Sponsored social media posts – the ‘sponsorship’ here is basically a paid boost to reach an audience you define. Includes paid deals with social media influencers.
Affiliate marketing – promoting your brand through another company.
Brand ambassadors – using well-known people who are followed by your audience on social media and appear in mainstream media to lend their ‘brand halo’ and trust to your brand. Cost varies hugely. Relationships need to be managed carefully!
Exhibitions – being at the right trade or consumer exhibition can work wonders, if well-targeted.
Events – again, the right event for the right audience is worth looking at. Can also organised by you.
Networking – a good B2B channel if your target audience is small-scale and you don’t need masses of new customers. Includes LinkedIn.
Entertaining – more restricted now for ethical reasons, but good if well-targeted at a small but influential audience.
Media relations – what most people think PR is all about. It gets your brand in front of the readers of the outlet – why we call it ‘amplifying’ your message. This ranges from the standard news media release and pitched feature to comment pieces, profiles and case studies. One of the best value forms of promotion, but to get best ROI you should get help from a CIPR member in order to identify the right outlets to reach your audience most efficiently, where the opportunities are in them, how best to approach them and with what content.

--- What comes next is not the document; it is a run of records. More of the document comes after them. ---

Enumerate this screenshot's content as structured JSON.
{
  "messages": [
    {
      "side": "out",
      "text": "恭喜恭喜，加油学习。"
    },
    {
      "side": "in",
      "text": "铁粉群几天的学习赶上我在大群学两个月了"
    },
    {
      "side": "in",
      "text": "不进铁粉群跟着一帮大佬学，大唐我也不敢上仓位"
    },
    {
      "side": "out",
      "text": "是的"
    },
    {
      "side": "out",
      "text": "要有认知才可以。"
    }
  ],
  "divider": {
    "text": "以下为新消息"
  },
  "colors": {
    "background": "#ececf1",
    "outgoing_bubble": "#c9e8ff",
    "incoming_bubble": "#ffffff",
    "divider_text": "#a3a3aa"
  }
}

Blogger relations – like media relations, but with professional and non-professional writers. If they have a big following amongst your target audience, it can be a good tool to use. Beware ethical issues – always ensure any paid link is disclosed.
Influencer relations – non-paid publicity from those who influence your audiences. Includes lobbying Government and regulators, or public affairs as we call it.
Public speaking – being the expert speaker in a room full of potential clients is a great are a great way to introduce your brand to your target audience
Partnerships – these include links with charities to serving a community you want to be known in to co-branding
Social media posts – shared by you and organisations, people and brands you have a positive relationship with e.g. local business groups, clients and influential people.
Owned Content – the things you write and share via your own comms channels – e.g. email, social media, website, media relations, brand journalism, webinars, video and podcasts
User-Generated Content (UGC) – words, pictures and videos contributed by customers and social media followers
Reviews – these third-party endorsements are one of the most powerful forms of promotion – someone else saying you’re great. You need to actively manage these – asking for them and professionally dealing with any negative ones.